* Task instructions:
Copy out the data word for word. The images are not part of the copy.

Dataset rows describing interfaces:

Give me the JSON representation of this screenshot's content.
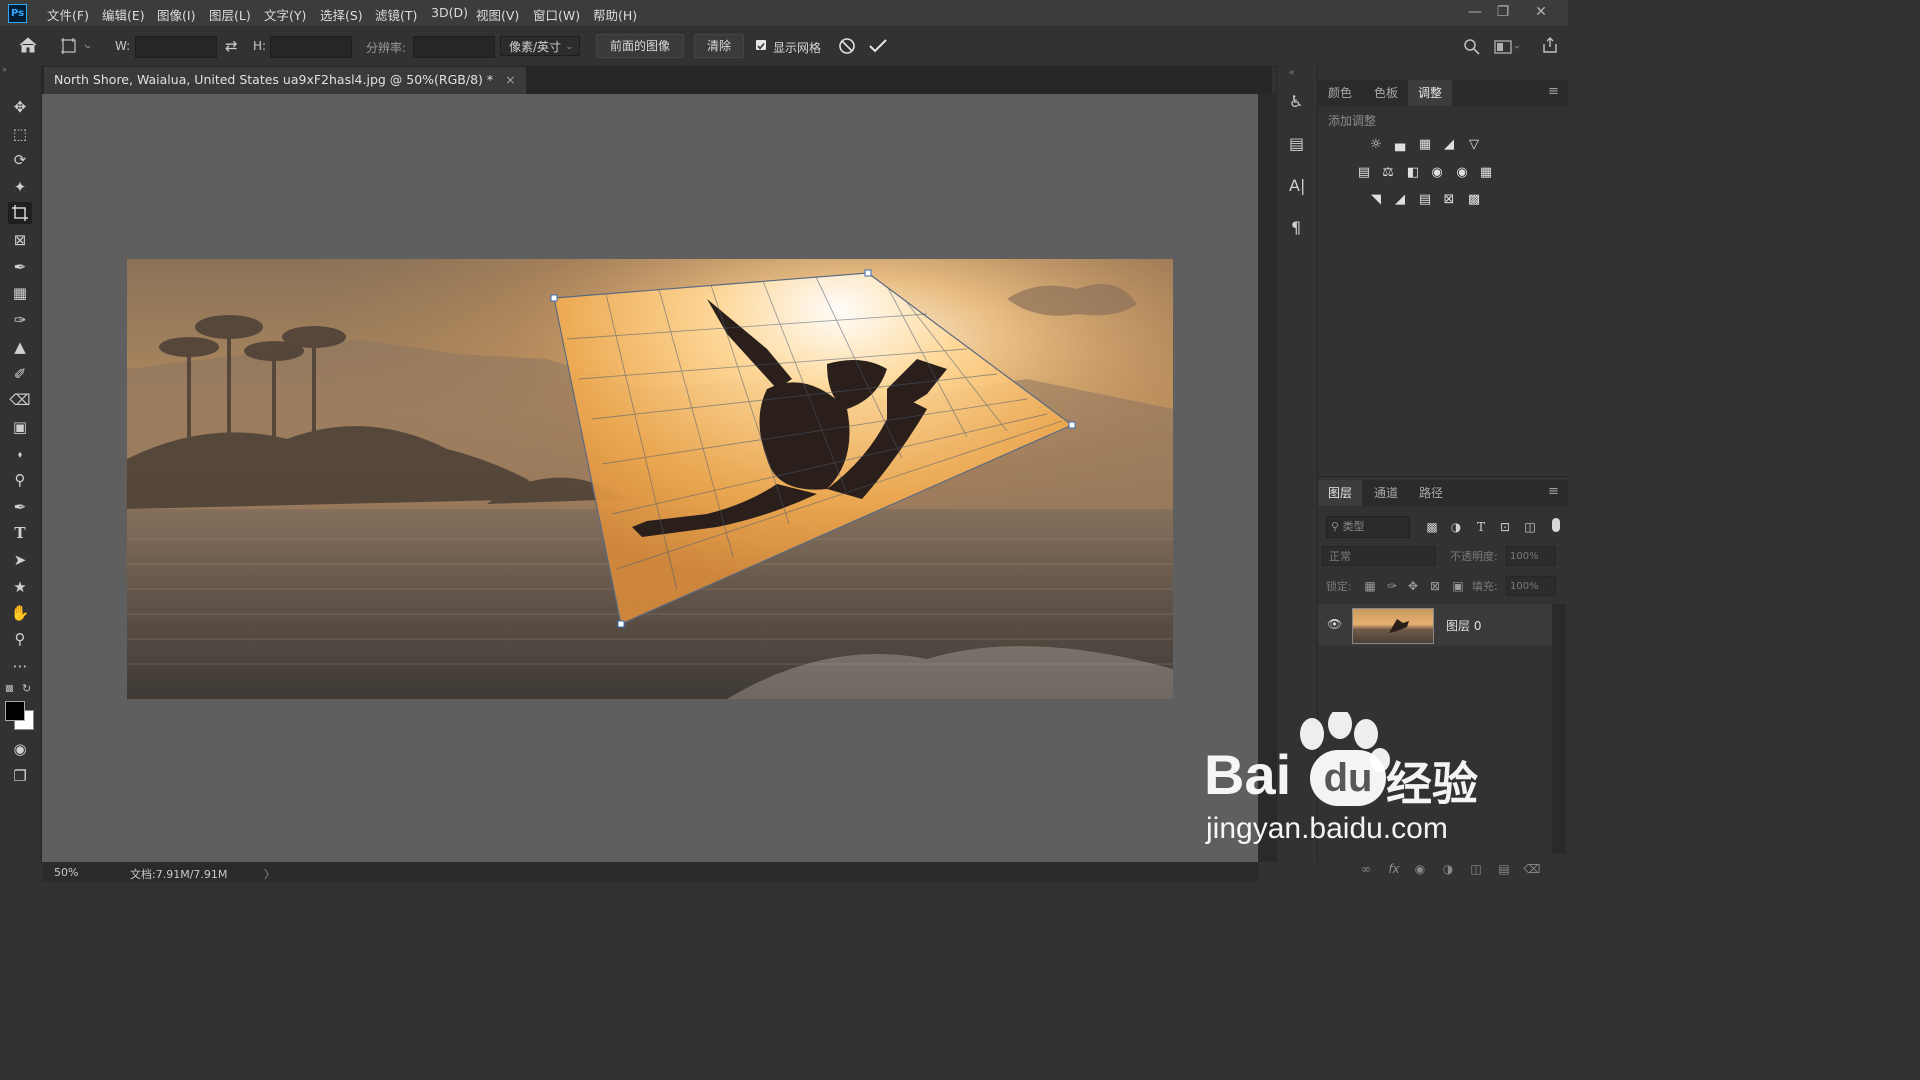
{
  "app": {
    "logo": "Ps"
  },
  "menu": [
    "文件(F)",
    "编辑(E)",
    "图像(I)",
    "图层(L)",
    "文字(Y)",
    "选择(S)",
    "滤镜(T)",
    "3D(D)",
    "视图(V)",
    "窗口(W)",
    "帮助(H)"
  ],
  "options": {
    "w_label": "W:",
    "h_label": "H:",
    "resolution_label": "分辨率:",
    "unit": "像素/英寸",
    "front_image": "前面的图像",
    "clear": "清除",
    "show_grid": "显示网格"
  },
  "document": {
    "tab_title": "North Shore, Waialua, United States ua9xF2hasl4.jpg @ 50%(RGB/8) *",
    "close": "×"
  },
  "panels": {
    "top_tabs": [
      "颜色",
      "色板",
      "调整"
    ],
    "active_top_tab": "调整",
    "add_adjustment": "添加调整",
    "layer_tabs": [
      "图层",
      "通道",
      "路径"
    ],
    "filter_kind": "类型",
    "blend_mode": "正常",
    "opacity_label": "不透明度:",
    "opacity_value": "100%",
    "lock_label": "锁定:",
    "fill_label": "填充:",
    "fill_value": "100%",
    "layer_name": "图层 0"
  },
  "status": {
    "zoom": "50%",
    "doc_info": "文档:7.91M/7.91M",
    "arrow": "〉"
  },
  "watermark": {
    "brand": "Bai",
    "brand2": "du",
    "cn": "经验",
    "url": "jingyan.baidu.com"
  },
  "colors": {
    "accent": "#31a8ff",
    "chrome": "#323232",
    "canvas": "#5f5f5f"
  }
}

* Reply to the task:
Give me the JSON representation of this screenshot's content.
{
  "app": {
    "logo": "Ps"
  },
  "menu": [
    "文件(F)",
    "编辑(E)",
    "图像(I)",
    "图层(L)",
    "文字(Y)",
    "选择(S)",
    "滤镜(T)",
    "3D(D)",
    "视图(V)",
    "窗口(W)",
    "帮助(H)"
  ],
  "options": {
    "w_label": "W:",
    "h_label": "H:",
    "resolution_label": "分辨率:",
    "unit": "像素/英寸",
    "front_image": "前面的图像",
    "clear": "清除",
    "show_grid": "显示网格"
  },
  "document": {
    "tab_title": "North Shore, Waialua, United States ua9xF2hasl4.jpg @ 50%(RGB/8) *",
    "close": "×"
  },
  "panels": {
    "top_tabs": [
      "颜色",
      "色板",
      "调整"
    ],
    "active_top_tab": "调整",
    "add_adjustment": "添加调整",
    "layer_tabs": [
      "图层",
      "通道",
      "路径"
    ],
    "filter_kind": "类型",
    "blend_mode": "正常",
    "opacity_label": "不透明度:",
    "opacity_value": "100%",
    "lock_label": "锁定:",
    "fill_label": "填充:",
    "fill_value": "100%",
    "layer_name": "图层 0"
  },
  "status": {
    "zoom": "50%",
    "doc_info": "文档:7.91M/7.91M",
    "arrow": "〉"
  },
  "watermark": {
    "brand": "Bai",
    "brand2": "du",
    "cn": "经验",
    "url": "jingyan.baidu.com"
  },
  "colors": {
    "accent": "#31a8ff",
    "chrome": "#323232",
    "canvas": "#5f5f5f"
  }
}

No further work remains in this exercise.